**TASK TO COMPLETE**
Answer with one number: the count of lines in this material that hold the word "Card".

**SOURCE DATA**
- - - -

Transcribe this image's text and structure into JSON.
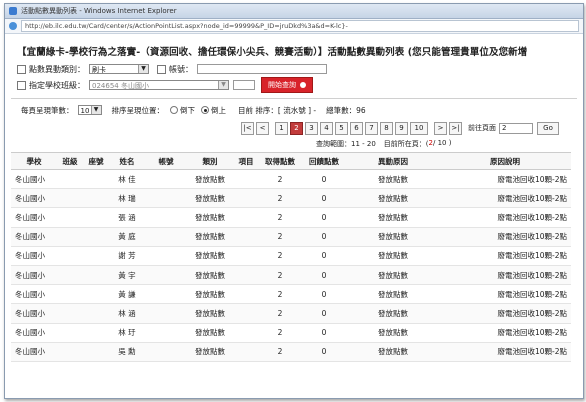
{
  "window": {
    "title": "活動點數異動列表 - Windows Internet Explorer"
  },
  "address": {
    "url": "http://eb.ilc.edu.tw/Card/center/s/ActionPointList.aspx?node_id=99999&P_ID=jruDkd%3a&d=K-lc}-"
  },
  "page": {
    "title": "【宜蘭綠卡-學校行為之落實-（資源回收、擔任環保小尖兵、競賽活動）】活動點數異動列表 (您只能管理貴單位及您新增"
  },
  "filters": {
    "type_label": "點數異動類別：",
    "type_value": "刷卡",
    "account_label": "帳號：",
    "school_label": "指定學校班級：",
    "school_value": "024654 冬山國小",
    "search_button": "開始查詢"
  },
  "options": {
    "page_size_label": "每頁呈現筆數：",
    "page_size_value": "10",
    "order_label": "排序呈現位置：",
    "order_desc": "倒下",
    "order_asc": "倒上",
    "sort_text": "目前 排序：[ 流水號 ] -",
    "total_text": "總筆數：96"
  },
  "pager": {
    "first": "|<",
    "prev": "<",
    "pages": [
      "1",
      "2",
      "3",
      "4",
      "5",
      "6",
      "7",
      "8",
      "9",
      "10"
    ],
    "current": "2",
    "next": ">",
    "last": ">|",
    "goto_label": "前往頁面",
    "goto_value": "2",
    "go_button": "Go"
  },
  "info": {
    "range_label": "查詢範圍：11 - 20",
    "page_label": "目前所在頁：(",
    "page_value": "2",
    "page_total": "/ 10 )"
  },
  "table": {
    "headers": [
      "學校",
      "班級",
      "座號",
      "姓名",
      "帳號",
      "類別",
      "項目",
      "取得點數",
      "回饋點數",
      "異動原因",
      "原因說明"
    ],
    "rows": [
      [
        "冬山國小",
        "林 佳",
        "發放點數",
        "2",
        "0",
        "發放點數",
        "廢電池回收10顆-2點"
      ],
      [
        "冬山國小",
        "林 瑞",
        "發放點數",
        "2",
        "0",
        "發放點數",
        "廢電池回收10顆-2點"
      ],
      [
        "冬山國小",
        "張 涵",
        "發放點數",
        "2",
        "0",
        "發放點數",
        "廢電池回收10顆-2點"
      ],
      [
        "冬山國小",
        "黃 庭",
        "發放點數",
        "2",
        "0",
        "發放點數",
        "廢電池回收10顆-2點"
      ],
      [
        "冬山國小",
        "謝 芳",
        "發放點數",
        "2",
        "0",
        "發放點數",
        "廢電池回收10顆-2點"
      ],
      [
        "冬山國小",
        "黃 宇",
        "發放點數",
        "2",
        "0",
        "發放點數",
        "廢電池回收10顆-2點"
      ],
      [
        "冬山國小",
        "黃 謙",
        "發放點數",
        "2",
        "0",
        "發放點數",
        "廢電池回收10顆-2點"
      ],
      [
        "冬山國小",
        "林 涵",
        "發放點數",
        "2",
        "0",
        "發放點數",
        "廢電池回收10顆-2點"
      ],
      [
        "冬山國小",
        "林 玗",
        "發放點數",
        "2",
        "0",
        "發放點數",
        "廢電池回收10顆-2點"
      ],
      [
        "冬山國小",
        "吳 勳",
        "發放點數",
        "2",
        "0",
        "發放點數",
        "廢電池回收10顆-2點"
      ]
    ]
  }
}
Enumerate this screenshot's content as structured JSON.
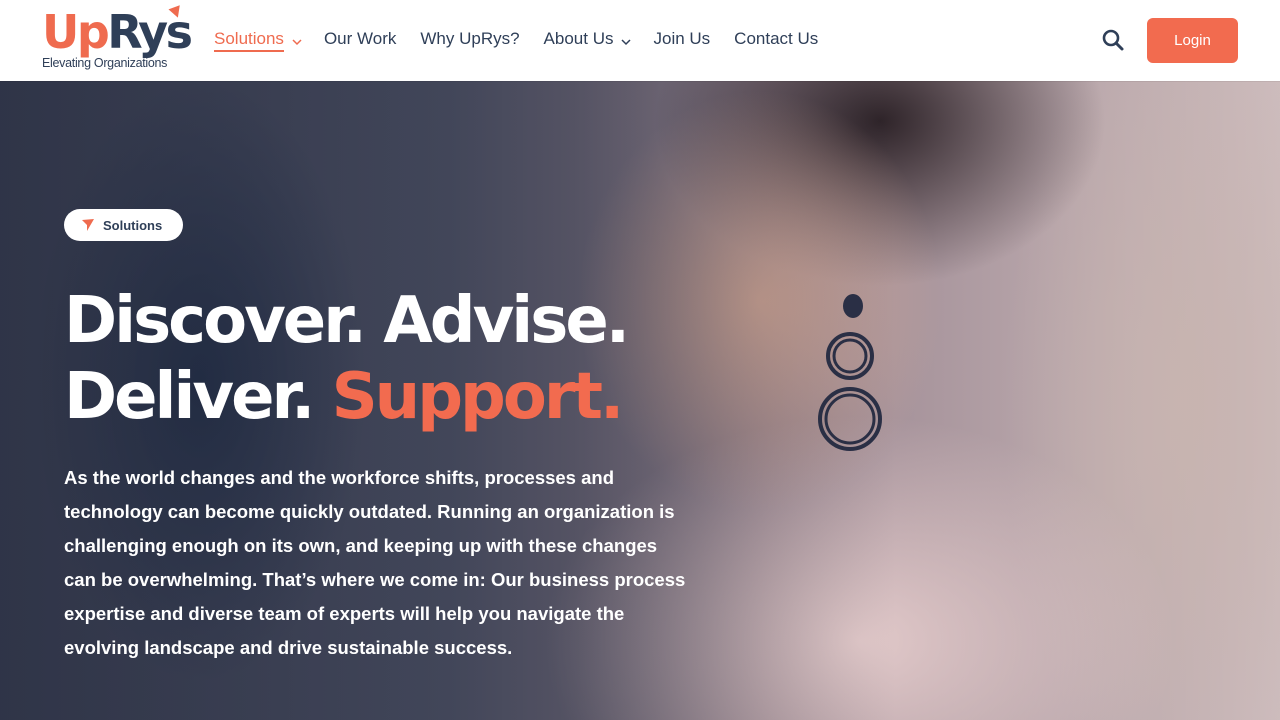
{
  "brand": {
    "name_part1": "Up",
    "name_part2": "Rys",
    "tagline": "Elevating Organizations",
    "accent_color": "#f26b4f",
    "navy_color": "#2f3f58"
  },
  "nav": {
    "items": [
      {
        "label": "Solutions",
        "active": true,
        "dropdown": true
      },
      {
        "label": "Our Work",
        "active": false,
        "dropdown": false
      },
      {
        "label": "Why UpRys?",
        "active": false,
        "dropdown": false
      },
      {
        "label": "About Us",
        "active": false,
        "dropdown": true
      },
      {
        "label": "Join Us",
        "active": false,
        "dropdown": false
      },
      {
        "label": "Contact Us",
        "active": false,
        "dropdown": false
      }
    ],
    "search_icon": "search-icon",
    "login_label": "Login"
  },
  "hero": {
    "badge_label": "Solutions",
    "badge_icon": "arrow-pointer-icon",
    "headline_line1": "Discover. Advise.",
    "headline_line2_plain": "Deliver.",
    "headline_line2_accent": "Support.",
    "body": "As the world changes and the workforce shifts, processes and technology can become quickly outdated. Running an organization is challenging enough on its own, and keeping up with these changes can be overwhelming. That’s where we come in: Our business process expertise and diverse team of experts will help you navigate the evolving landscape and drive sustainable success."
  }
}
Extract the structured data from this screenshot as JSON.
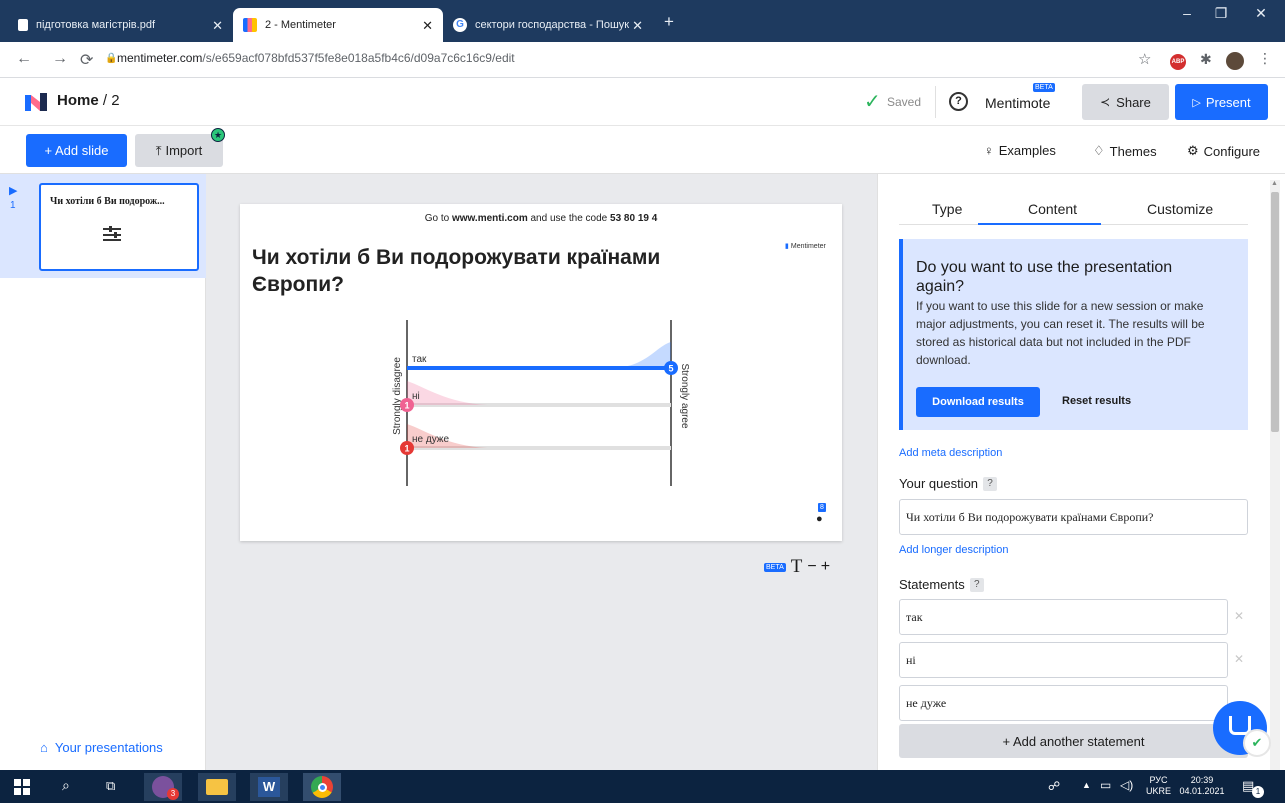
{
  "browser": {
    "tabs": [
      {
        "title": "підготовка магістрів.pdf"
      },
      {
        "title": "2 - Mentimeter"
      },
      {
        "title": "сектори господарства - Пошук"
      }
    ],
    "url_host": "mentimeter.com",
    "url_path": "/s/e659acf078bfd537f5fe8e018a5fb4c6/d09a7c6c16c9/edit",
    "new_tab_glyph": "+",
    "abp_label": "ABP"
  },
  "header": {
    "breadcrumb_home": "Home",
    "breadcrumb_sep": " / ",
    "breadcrumb_current": "2",
    "saved_label": "Saved",
    "mentimote_label": "Mentimote",
    "beta_badge": "BETA",
    "share_label": "Share",
    "present_label": "Present"
  },
  "toolbar": {
    "add_slide_label": "+ Add slide",
    "import_label": "Import",
    "examples_label": "Examples",
    "themes_label": "Themes",
    "configure_label": "Configure"
  },
  "sidebar": {
    "slide_number": "1",
    "slide_thumb_title": "Чи хотіли б Ви подорож...",
    "your_presentations_label": "Your presentations"
  },
  "slide": {
    "join_prefix": "Go to ",
    "join_site": "www.menti.com",
    "join_mid": " and use the code ",
    "join_code": "53 80 19 4",
    "brand": "Mentimeter",
    "question": "Чи хотіли б Ви подорожувати країнами Європи?",
    "left_axis_label": "Strongly disagree",
    "right_axis_label": "Strongly agree",
    "participants_count": "8",
    "text_size_beta": "BETA",
    "text_size_glyph": "T",
    "text_size_minus": "−",
    "text_size_plus": "+"
  },
  "chart_data": {
    "type": "scale",
    "statements": [
      {
        "label": "так",
        "value": 5,
        "color": "#196cff"
      },
      {
        "label": "ні",
        "value": 1,
        "color": "#f06292"
      },
      {
        "label": "не дуже",
        "value": 1,
        "color": "#e53935"
      }
    ],
    "scale_min": 1,
    "scale_max": 5
  },
  "panel": {
    "tab_type": "Type",
    "tab_content": "Content",
    "tab_customize": "Customize",
    "notice_title": "Do you want to use the presentation again?",
    "notice_body": "If you want to use this slide for a new session or make major adjustments, you can reset it. The results will be stored as historical data but not included in the PDF download.",
    "download_results_label": "Download results",
    "reset_results_label": "Reset results",
    "add_meta_description": "Add meta description",
    "your_question_label": "Your question",
    "help_mark": "?",
    "question_value": "Чи хотіли б Ви подорожувати країнами Європи?",
    "add_longer_description": "Add longer description",
    "statements_label": "Statements",
    "statements": [
      "так",
      "ні",
      "не дуже"
    ],
    "add_statement_label": "+ Add another statement"
  },
  "taskbar": {
    "viber_badge": "3",
    "lang_top": "РУС",
    "lang_bottom": "UKRE",
    "time": "20:39",
    "date": "04.01.2021",
    "notif_count": "1"
  }
}
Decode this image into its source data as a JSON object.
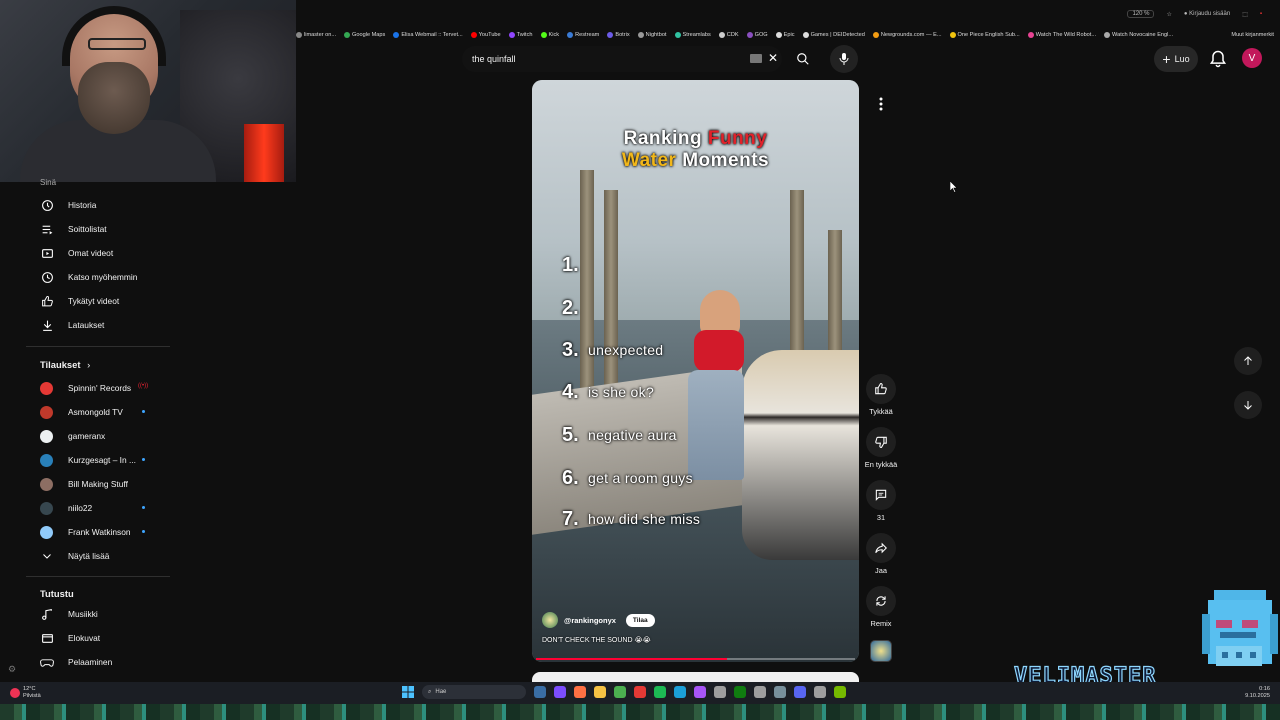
{
  "browser": {
    "zoom": "120 %",
    "signin": "Kirjaudu sisään",
    "bookmarks": [
      {
        "label": "limaster on...",
        "color": "#888888"
      },
      {
        "label": "Google Maps",
        "color": "#34a853"
      },
      {
        "label": "Elisa Webmail :: Tervet...",
        "color": "#1a73e8"
      },
      {
        "label": "YouTube",
        "color": "#ff0000"
      },
      {
        "label": "Twitch",
        "color": "#9146ff"
      },
      {
        "label": "Kick",
        "color": "#53fc18"
      },
      {
        "label": "Restream",
        "color": "#3a7bd5"
      },
      {
        "label": "Botrix",
        "color": "#6c5ce7"
      },
      {
        "label": "Nightbot",
        "color": "#999999"
      },
      {
        "label": "Streamlabs",
        "color": "#31c3a2"
      },
      {
        "label": "CDK",
        "color": "#cccccc"
      },
      {
        "label": "GOG",
        "color": "#8a4fbf"
      },
      {
        "label": "Epic",
        "color": "#dddddd"
      },
      {
        "label": "Games | DEIDetected",
        "color": "#dddddd"
      },
      {
        "label": "Newgrounds.com — E...",
        "color": "#f39c12"
      },
      {
        "label": "One Piece English Sub...",
        "color": "#f1c40f"
      },
      {
        "label": "Watch The Wild Robot...",
        "color": "#e84393"
      },
      {
        "label": "Watch Novocaine Engl...",
        "color": "#aaaaaa"
      }
    ],
    "other_bookmarks": "Muut kirjanmerkit"
  },
  "header": {
    "search_value": "the quinfall",
    "create_label": "Luo",
    "avatar_letter": "V",
    "avatar_color": "#c2185b"
  },
  "sidebar": {
    "you_section_cut": "Sinä",
    "you_items": [
      {
        "label": "Historia",
        "icon": "history-icon"
      },
      {
        "label": "Soittolistat",
        "icon": "playlists-icon"
      },
      {
        "label": "Omat videot",
        "icon": "your-videos-icon"
      },
      {
        "label": "Katso myöhemmin",
        "icon": "watch-later-icon"
      },
      {
        "label": "Tykätyt videot",
        "icon": "liked-videos-icon"
      },
      {
        "label": "Lataukset",
        "icon": "downloads-icon"
      }
    ],
    "subscriptions_title": "Tilaukset",
    "subscriptions": [
      {
        "label": "Spinnin' Records",
        "color": "#e53935",
        "indicator": "live"
      },
      {
        "label": "Asmongold TV",
        "color": "#c0392b",
        "indicator": "dot"
      },
      {
        "label": "gameranx",
        "color": "#ecf0f1",
        "indicator": "none"
      },
      {
        "label": "Kurzgesagt – In ...",
        "color": "#2980b9",
        "indicator": "dot"
      },
      {
        "label": "Bill Making Stuff",
        "color": "#8d6e63",
        "indicator": "none"
      },
      {
        "label": "niilo22",
        "color": "#37474f",
        "indicator": "dot"
      },
      {
        "label": "Frank Watkinson",
        "color": "#90caf9",
        "indicator": "dot"
      }
    ],
    "show_more": "Näytä lisää",
    "explore_title": "Tutustu",
    "explore_items": [
      {
        "label": "Musiikki",
        "icon": "music-icon"
      },
      {
        "label": "Elokuvat",
        "icon": "movies-icon"
      },
      {
        "label": "Pelaaminen",
        "icon": "gaming-icon"
      }
    ]
  },
  "short": {
    "title_line1": "Ranking",
    "title_line1_highlight": "Funny",
    "title_line2_highlight": "Water",
    "title_line2": "Moments",
    "ranks": [
      {
        "num": "1.",
        "text": ""
      },
      {
        "num": "2.",
        "text": ""
      },
      {
        "num": "3.",
        "text": "unexpected"
      },
      {
        "num": "4.",
        "text": "is she ok?"
      },
      {
        "num": "5.",
        "text": "negative aura"
      },
      {
        "num": "6.",
        "text": "get a room guys"
      },
      {
        "num": "7.",
        "text": "how did she miss"
      }
    ],
    "channel": "@rankingonyx",
    "subscribe_label": "Tilaa",
    "caption": "DON'T CHECK THE SOUND 😭😭",
    "progress": 0.6
  },
  "actions": {
    "like_label": "Tykkää",
    "dislike_label": "En tykkää",
    "comments_count": "31",
    "share_label": "Jaa",
    "remix_label": "Remix"
  },
  "overlay": {
    "streamer_name": "VELIMASTER"
  },
  "taskbar": {
    "weather_temp": "12°C",
    "weather_desc": "Pilvistä",
    "search_placeholder": "Hae",
    "time": "0:16",
    "date": "9.10.2025",
    "apps": [
      "#3a6ea5",
      "#7c4dff",
      "#ff7043",
      "#f6c244",
      "#4caf50",
      "#e53935",
      "#1db954",
      "#1b9fd8",
      "#a855f7",
      "#9e9e9e",
      "#107c10",
      "#9e9e9e",
      "#78909c",
      "#5865f2",
      "#9e9e9e",
      "#76b900"
    ]
  }
}
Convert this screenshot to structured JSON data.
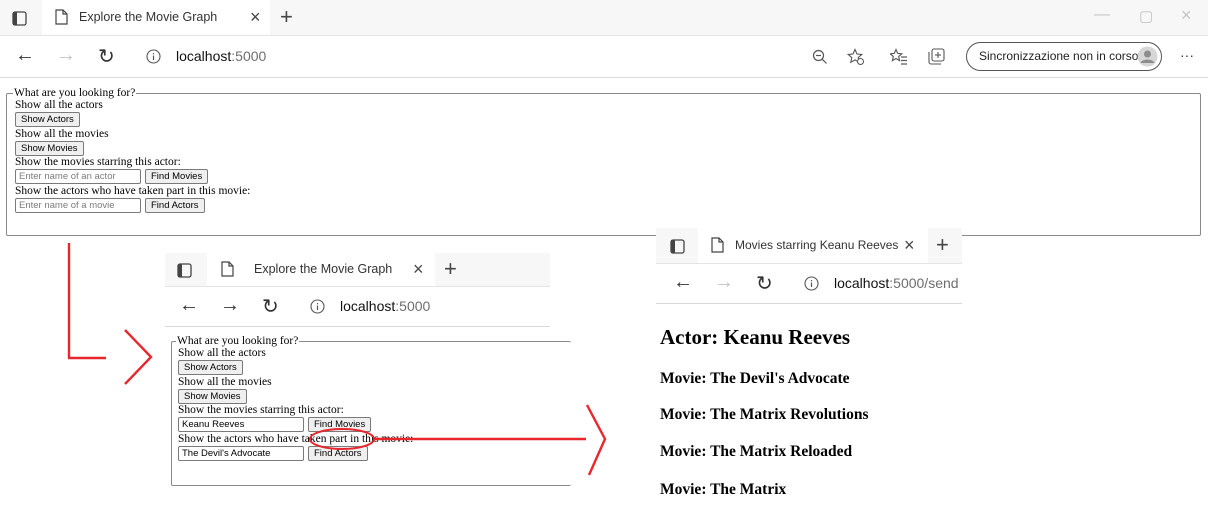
{
  "main_window": {
    "tab_title": "Explore the Movie Graph",
    "url_host": "localhost",
    "url_rest": ":5000",
    "sync_label": "Sincronizzazione non in corso",
    "more_label": "···"
  },
  "form": {
    "legend": "What are you looking for?",
    "show_actors_text": "Show all the actors",
    "show_actors_button": "Show Actors",
    "show_movies_text": "Show all the movies",
    "show_movies_button": "Show Movies",
    "actor_query_text": "Show the movies starring this actor:",
    "actor_placeholder": "Enter name of an actor",
    "find_movies_button": "Find Movies",
    "movie_query_text": "Show the actors who have taken part in this movie:",
    "movie_placeholder": "Enter name of a movie",
    "find_actors_button": "Find Actors"
  },
  "zoom_window": {
    "tab_title": "Explore the Movie Graph",
    "url_host": "localhost",
    "url_rest": ":5000",
    "actor_value": "Keanu Reeves",
    "movie_value": "The Devil's Advocate"
  },
  "result_window": {
    "tab_title": "Movies starring Keanu Reeves",
    "url_host": "localhost",
    "url_rest": ":5000/send",
    "actor_heading": "Actor: Keanu Reeves",
    "movies": [
      "Movie: The Devil's Advocate",
      "Movie: The Matrix Revolutions",
      "Movie: The Matrix Reloaded",
      "Movie: The Matrix"
    ]
  },
  "colors": {
    "annotation_red": "#e8272c"
  }
}
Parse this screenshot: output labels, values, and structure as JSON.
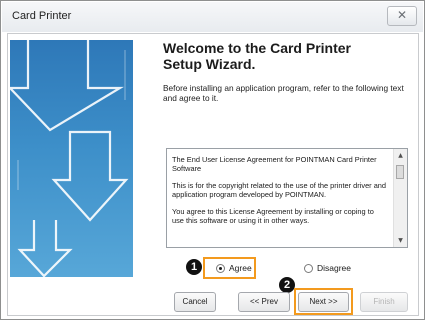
{
  "window": {
    "title": "Card Printer",
    "close_glyph": "✕"
  },
  "banner": {
    "icon": "down-arrow-icon",
    "colors": {
      "top": "#2e78b8",
      "bottom": "#57a7d8",
      "arrow_stroke": "#ffffff"
    }
  },
  "header": {
    "title": "Welcome to the Card Printer Setup Wizard."
  },
  "instructions": "Before installing an application program, refer to the following text and agree to it.",
  "license": {
    "paragraphs": [
      "The End User License Agreement for POINTMAN Card Printer Software",
      "This is for the copyright related to the use of the printer driver and application program developed by POINTMAN.",
      "You agree to this License Agreement by installing or coping to use this software or using it in other ways."
    ],
    "scroll_up_glyph": "▲",
    "scroll_down_glyph": "▼"
  },
  "markers": {
    "one": "1",
    "two": "2"
  },
  "options": {
    "agree": "Agree",
    "disagree": "Disagree",
    "selected": "Agree"
  },
  "buttons": {
    "cancel": "Cancel",
    "prev": "<< Prev",
    "next": "Next >>",
    "finish": "Finish"
  },
  "colors": {
    "highlight": "#f39a1e"
  }
}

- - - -

**THE ANSWER**
4